The y-axis on the graph shows the CO2 levels in air when the snow fell. The units are in parts per million (ppm) of CO2. You can think of parts per million like this: Think about visiting a large city like Dallas, Texas, which has a population of about one million people. As one person in a million people, you would represent one part per million.
Explore this graph further while answering questions about CO2 levels in the atmosphere in Earth's past. Record your answers in your science notebook.
So, why would geologists study the CO2 levels in the atmosphere? Maybe you have heard that CO2 levels in the atmosphere are related to Earth's climate. The ice core that you just explored also contains evidence for the climate and air temperature at the time the snow was falling. Using data from this ice core, continue with the next section to explore whether the air temperature at Antarctica is related to CO2 levels in the atmosphere.
Scientists have a detailed record of air temperatures above the ice sheet from the past. Levels of CO2 come from the bubble, but temperature is measured from the ice (H2O) immediately around the bubble. This is possible because the chemistry of ice differs very slightly depending on the average air temperature.
The Temperature Variation graph shows temperature changes for air above the Antarctic ice sheet.
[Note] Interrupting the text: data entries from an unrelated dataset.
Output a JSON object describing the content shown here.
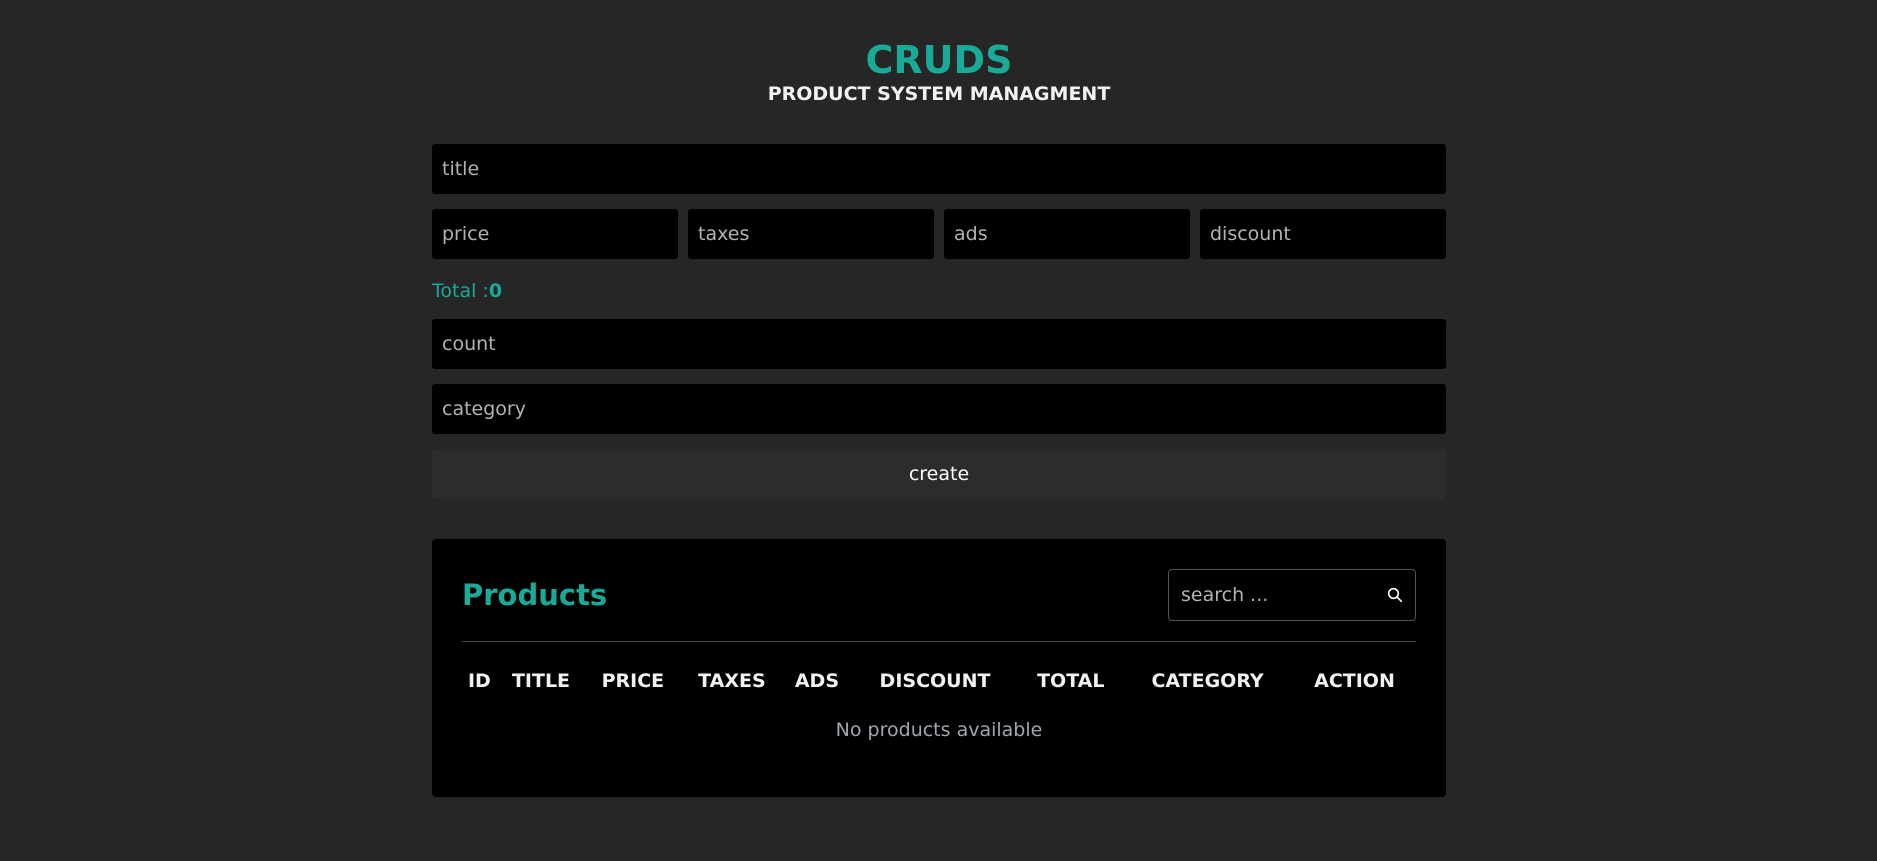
{
  "header": {
    "title": "CRUDS",
    "subtitle": "PRODUCT SYSTEM MANAGMENT"
  },
  "form": {
    "title_placeholder": "title",
    "price_placeholder": "price",
    "taxes_placeholder": "taxes",
    "ads_placeholder": "ads",
    "discount_placeholder": "discount",
    "total_label": "Total :",
    "total_value": "0",
    "count_placeholder": "count",
    "category_placeholder": "category",
    "create_label": "create"
  },
  "products": {
    "title": "Products",
    "search_placeholder": "search ...",
    "columns": [
      "ID",
      "TITLE",
      "PRICE",
      "TAXES",
      "ADS",
      "DISCOUNT",
      "TOTAL",
      "CATEGORY",
      "ACTION"
    ],
    "empty_message": "No products available"
  },
  "colors": {
    "accent": "#1aab98",
    "background": "#262626",
    "panel": "#000000"
  },
  "icons": {
    "search": "search-icon"
  }
}
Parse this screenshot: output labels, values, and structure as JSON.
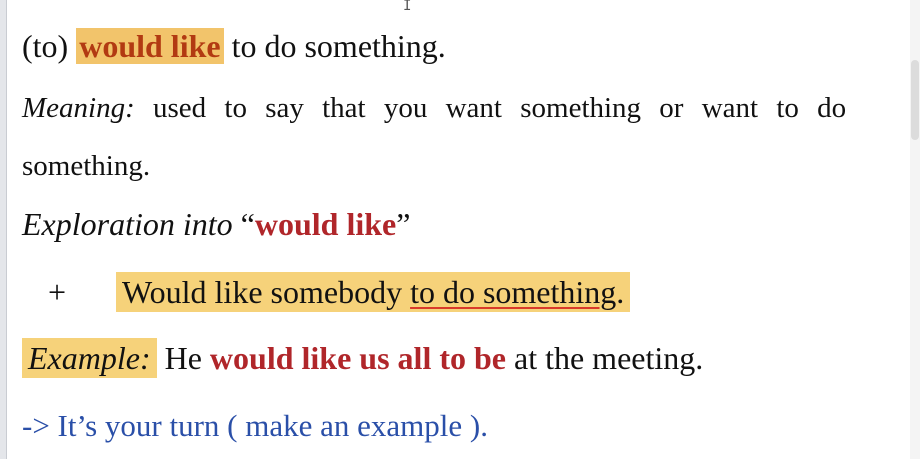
{
  "line1": {
    "prefix": "(to) ",
    "highlight": "would like",
    "suffix": " to do something."
  },
  "meaning": {
    "label": "Meaning:",
    "text": " used to say that you want something or want to do",
    "continuation": "something."
  },
  "exploration": {
    "label": "Exploration into ",
    "open_quote": "“",
    "phrase": "would like",
    "close_quote": "”"
  },
  "pattern": {
    "bullet": "+",
    "part1": "Would like somebody ",
    "part2": "to do something",
    "end": "."
  },
  "example": {
    "label": "Example:",
    "pre": " He ",
    "bold": "would like us all to be",
    "post": " at the meeting."
  },
  "prompt": {
    "text": "-> It’s your turn ( make an example )."
  },
  "colors": {
    "highlight_orange": "#f2c46b",
    "highlight_yellow": "#f6d27a",
    "emphasis_red": "#b0262a",
    "link_blue": "#2a4fa8"
  }
}
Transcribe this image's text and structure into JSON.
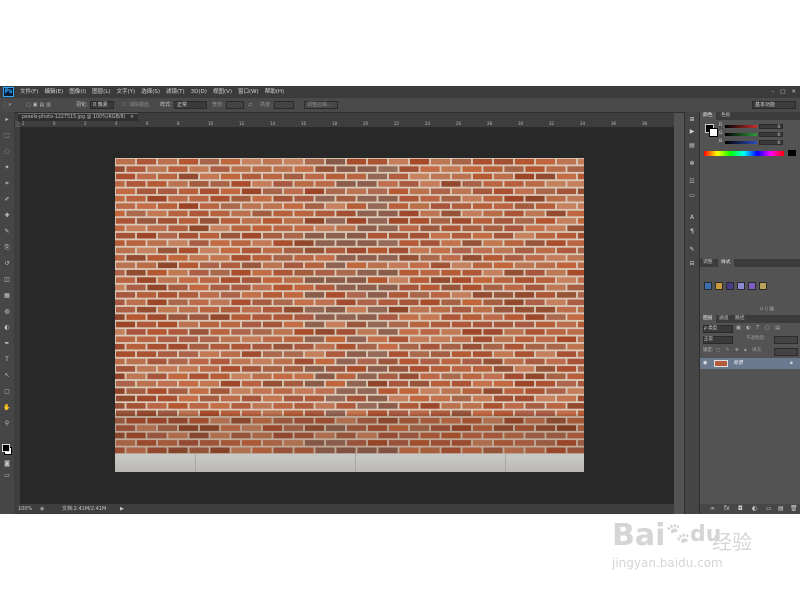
{
  "app": {
    "logo": "Ps",
    "menu": [
      "文件(F)",
      "编辑(E)",
      "图像(I)",
      "图层(L)",
      "文字(Y)",
      "选择(S)",
      "滤镜(T)",
      "3D(D)",
      "视图(V)",
      "窗口(W)",
      "帮助(H)"
    ],
    "window_buttons": [
      "–",
      "□",
      "✕"
    ]
  },
  "options_bar": {
    "feather_label": "羽化:",
    "feather_value": "0 像素",
    "antialias_label": "消除锯齿",
    "style_label": "样式:",
    "style_value": "正常",
    "width_label": "宽度:",
    "height_label": "高度:",
    "refine_edge": "调整边缘...",
    "workspace": "基本功能"
  },
  "document": {
    "tab_title": "pexels-photo-1227515.jpg @ 100%(RGB/8)",
    "tab_close": "×",
    "ruler_numbers": [
      "2",
      "0",
      "2",
      "4",
      "6",
      "8",
      "10",
      "12",
      "14",
      "16",
      "18",
      "20",
      "22",
      "24",
      "26",
      "28",
      "30",
      "32",
      "34",
      "36",
      "38"
    ],
    "colors": {
      "brick": "#b05a3a",
      "mortar": "#d9c9b8",
      "sidewalk": "#c3c2bf"
    }
  },
  "status": {
    "zoom": "100%",
    "doc_info": "文档:2.41M/2.41M",
    "arrow": "▶"
  },
  "tools": [
    "move-tool",
    "marquee-tool",
    "lasso-tool",
    "quick-select-tool",
    "crop-tool",
    "eyedropper-tool",
    "healing-tool",
    "brush-tool",
    "stamp-tool",
    "history-brush-tool",
    "eraser-tool",
    "gradient-tool",
    "blur-tool",
    "dodge-tool",
    "pen-tool",
    "type-tool",
    "path-select-tool",
    "shape-tool",
    "hand-tool",
    "zoom-tool"
  ],
  "panels": {
    "color_tabs": [
      "颜色",
      "色板"
    ],
    "rgb": [
      {
        "label": "R",
        "value": "0",
        "color": "#c4302b"
      },
      {
        "label": "G",
        "value": "0",
        "color": "#2f9a3b"
      },
      {
        "label": "B",
        "value": "0",
        "color": "#2d4fbf"
      }
    ],
    "adjust_tabs": [
      "调整",
      "样式"
    ],
    "layers_tabs": [
      "图层",
      "通道",
      "路径"
    ],
    "kind_label": "ρ 类型",
    "blend_mode": "正常",
    "opacity_label": "不透明度:",
    "lock_label": "锁定:",
    "fill_label": "填充:",
    "layer_name": "背景",
    "layer_lock_icon": "lock-icon"
  },
  "watermark": {
    "brand": "Bai",
    "brand_suffix": "du",
    "cn_text": "经验",
    "url": "jingyan.baidu.com"
  }
}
As with the CO2 graph, the age of the ice (x-axis) goes from recent times (about 1,000 years ago) to 650,000 years ago. The y-axis shows how average air temperature above the ice sheet has changed during that time. Even though Antarctica is always cold, the data show that the average temperature has varied. In this graph, the value of 0°C is the mean value for the past 1,000 years. Along the length of the core, temperature values are either below or slightly above that value. Explore temperature changes further in the questions below.
Carbon Cycle Connections
In Lesson 1.1, you investigated carbon as CO2, moving in and out of water. In this lesson, you saw how CO2 levels have changed in Earth's past in the atmosphere. For a period where CO2 is increasing in the air, does the CO2 just come from the oceans? What changes might be occurring on land?
Maybe you have explored photosynthesis in your science class. Photosynthesis is the process where plants and other CO2 producers use water (H2O), carbon dioxide (CO2), and energy from the sun to produce organic molecules (e.g., C3H6O3) and oxygen (O2). This process moves carbon from the atmosphere (in CO2) to living organisms.
You saw from the Antarctica ice core that there are times when CO2 was decreasing in the atmosphere. Perhaps producers account for these dramatic changes in CO2 in the air. Recall that primary producers, or autotrophs, include a variety of plants, algae, and bacteria in food webs. Photosynthesis moves carbon from the atmosphere to the oceans or land. The photosynthesis reaction is:
3CO2 + 3H2O + energy → C3H6O3 + 3O2
carbon dioxide + water + energy → organic molecules + oxygen
Explore how carbon on the land changes as carbon in the atmosphere changes by looking at ecosystems in the past. Changes between glacial and interglacial periods is a good timeframe to compare. Do the following steps to investigate further carbon cycling in Earth's past.
|Factor||Does the factor increase (↑) or decrease (↓) from 20,000 years ago to today?||Does the factor increase (↑) or decrease (↓) from 125,000 to 20,000?|
|carbon in atmosphere (as CO2)|
|average temperature over Antarctica|
|mean temperature in North America and Eurasia|
|amount of vegetation on land|
|amount of carbon on land|
Summarize your ideas for Lesson 1.2, using the figures in the lesson to help you. If helpful, work with a partner; he or she might have some ideas to help you get the big picture.